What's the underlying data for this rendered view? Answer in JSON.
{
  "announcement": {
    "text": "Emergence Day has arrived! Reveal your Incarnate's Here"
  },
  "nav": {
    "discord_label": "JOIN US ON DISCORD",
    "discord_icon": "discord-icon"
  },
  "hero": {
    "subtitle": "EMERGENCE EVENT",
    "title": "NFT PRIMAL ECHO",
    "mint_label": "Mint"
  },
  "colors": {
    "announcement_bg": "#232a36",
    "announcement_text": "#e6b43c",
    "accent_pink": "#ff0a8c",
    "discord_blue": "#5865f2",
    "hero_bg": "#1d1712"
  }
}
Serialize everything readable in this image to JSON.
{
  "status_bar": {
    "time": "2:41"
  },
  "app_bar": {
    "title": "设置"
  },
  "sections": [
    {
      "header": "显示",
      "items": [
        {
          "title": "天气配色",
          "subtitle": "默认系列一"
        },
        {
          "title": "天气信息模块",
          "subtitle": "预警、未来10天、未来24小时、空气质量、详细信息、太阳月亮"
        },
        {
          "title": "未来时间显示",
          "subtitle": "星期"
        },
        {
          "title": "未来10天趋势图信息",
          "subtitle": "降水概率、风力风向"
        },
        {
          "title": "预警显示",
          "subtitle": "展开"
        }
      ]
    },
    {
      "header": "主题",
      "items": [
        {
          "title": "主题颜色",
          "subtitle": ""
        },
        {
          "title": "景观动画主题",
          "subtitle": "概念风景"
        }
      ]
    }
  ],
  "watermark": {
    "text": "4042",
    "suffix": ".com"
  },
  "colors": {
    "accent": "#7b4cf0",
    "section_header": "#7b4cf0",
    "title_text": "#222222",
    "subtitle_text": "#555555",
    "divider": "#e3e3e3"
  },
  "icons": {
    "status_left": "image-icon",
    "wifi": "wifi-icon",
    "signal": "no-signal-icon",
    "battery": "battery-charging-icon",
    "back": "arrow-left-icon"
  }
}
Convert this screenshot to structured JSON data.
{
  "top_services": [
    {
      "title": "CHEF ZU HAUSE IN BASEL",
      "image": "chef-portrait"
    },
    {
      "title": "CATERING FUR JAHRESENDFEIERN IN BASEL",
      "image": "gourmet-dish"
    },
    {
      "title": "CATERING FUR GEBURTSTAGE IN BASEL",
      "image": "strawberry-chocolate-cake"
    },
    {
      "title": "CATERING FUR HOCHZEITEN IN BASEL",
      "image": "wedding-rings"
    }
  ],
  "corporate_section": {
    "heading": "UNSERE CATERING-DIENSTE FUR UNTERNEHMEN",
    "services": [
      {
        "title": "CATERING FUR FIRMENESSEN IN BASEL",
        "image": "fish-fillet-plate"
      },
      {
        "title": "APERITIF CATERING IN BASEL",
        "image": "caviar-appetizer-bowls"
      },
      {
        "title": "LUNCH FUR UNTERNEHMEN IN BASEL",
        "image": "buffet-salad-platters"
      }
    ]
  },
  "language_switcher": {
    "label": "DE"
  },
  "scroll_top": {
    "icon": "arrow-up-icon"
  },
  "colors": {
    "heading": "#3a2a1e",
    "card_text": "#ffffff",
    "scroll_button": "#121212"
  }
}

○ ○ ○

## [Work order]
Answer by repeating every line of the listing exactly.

## [Answer area]
What's the underlying data for this rendered view? Answer in JSON.
{
  "announcement": {
    "text": "Emergence Day has arrived! Reveal your Incarnate's Here"
  },
  "nav": {
    "discord_label": "JOIN US ON DISCORD",
    "discord_icon": "discord-icon"
  },
  "hero": {
    "subtitle": "EMERGENCE EVENT",
    "title": "NFT PRIMAL ECHO",
    "mint_label": "Mint"
  },
  "colors": {
    "announcement_bg": "#232a36",
    "announcement_text": "#e6b43c",
    "accent_pink": "#ff0a8c",
    "discord_blue": "#5865f2",
    "hero_bg": "#1d1712"
  }
}
Serialize everything readable in this image to JSON.
{
  "status_bar": {
    "time": "2:41"
  },
  "app_bar": {
    "title": "设置"
  },
  "sections": [
    {
      "header": "显示",
      "items": [
        {
          "title": "天气配色",
          "subtitle": "默认系列一"
        },
        {
          "title": "天气信息模块",
          "subtitle": "预警、未来10天、未来24小时、空气质量、详细信息、太阳月亮"
        },
        {
          "title": "未来时间显示",
          "subtitle": "星期"
        },
        {
          "title": "未来10天趋势图信息",
          "subtitle": "降水概率、风力风向"
        },
        {
          "title": "预警显示",
          "subtitle": "展开"
        }
      ]
    },
    {
      "header": "主题",
      "items": [
        {
          "title": "主题颜色",
          "subtitle": ""
        },
        {
          "title": "景观动画主题",
          "subtitle": "概念风景"
        }
      ]
    }
  ],
  "watermark": {
    "text": "4042",
    "suffix": ".com"
  },
  "colors": {
    "accent": "#7b4cf0",
    "section_header": "#7b4cf0",
    "title_text": "#222222",
    "subtitle_text": "#555555",
    "divider": "#e3e3e3"
  },
  "icons": {
    "status_left": "image-icon",
    "wifi": "wifi-icon",
    "signal": "no-signal-icon",
    "battery": "battery-charging-icon",
    "back": "arrow-left-icon"
  }
}
Convert this screenshot to structured JSON data.
{
  "top_services": [
    {
      "title": "CHEF ZU HAUSE IN BASEL",
      "image": "chef-portrait"
    },
    {
      "title": "CATERING FUR JAHRESENDFEIERN IN BASEL",
      "image": "gourmet-dish"
    },
    {
      "title": "CATERING FUR GEBURTSTAGE IN BASEL",
      "image": "strawberry-chocolate-cake"
    },
    {
      "title": "CATERING FUR HOCHZEITEN IN BASEL",
      "image": "wedding-rings"
    }
  ],
  "corporate_section": {
    "heading": "UNSERE CATERING-DIENSTE FUR UNTERNEHMEN",
    "services": [
      {
        "title": "CATERING FUR FIRMENESSEN IN BASEL",
        "image": "fish-fillet-plate"
      },
      {
        "title": "APERITIF CATERING IN BASEL",
        "image": "caviar-appetizer-bowls"
      },
      {
        "title": "LUNCH FUR UNTERNEHMEN IN BASEL",
        "image": "buffet-salad-platters"
      }
    ]
  },
  "language_switcher": {
    "label": "DE"
  },
  "scroll_top": {
    "icon": "arrow-up-icon"
  },
  "colors": {
    "heading": "#3a2a1e",
    "card_text": "#ffffff",
    "scroll_button": "#121212"
  }
}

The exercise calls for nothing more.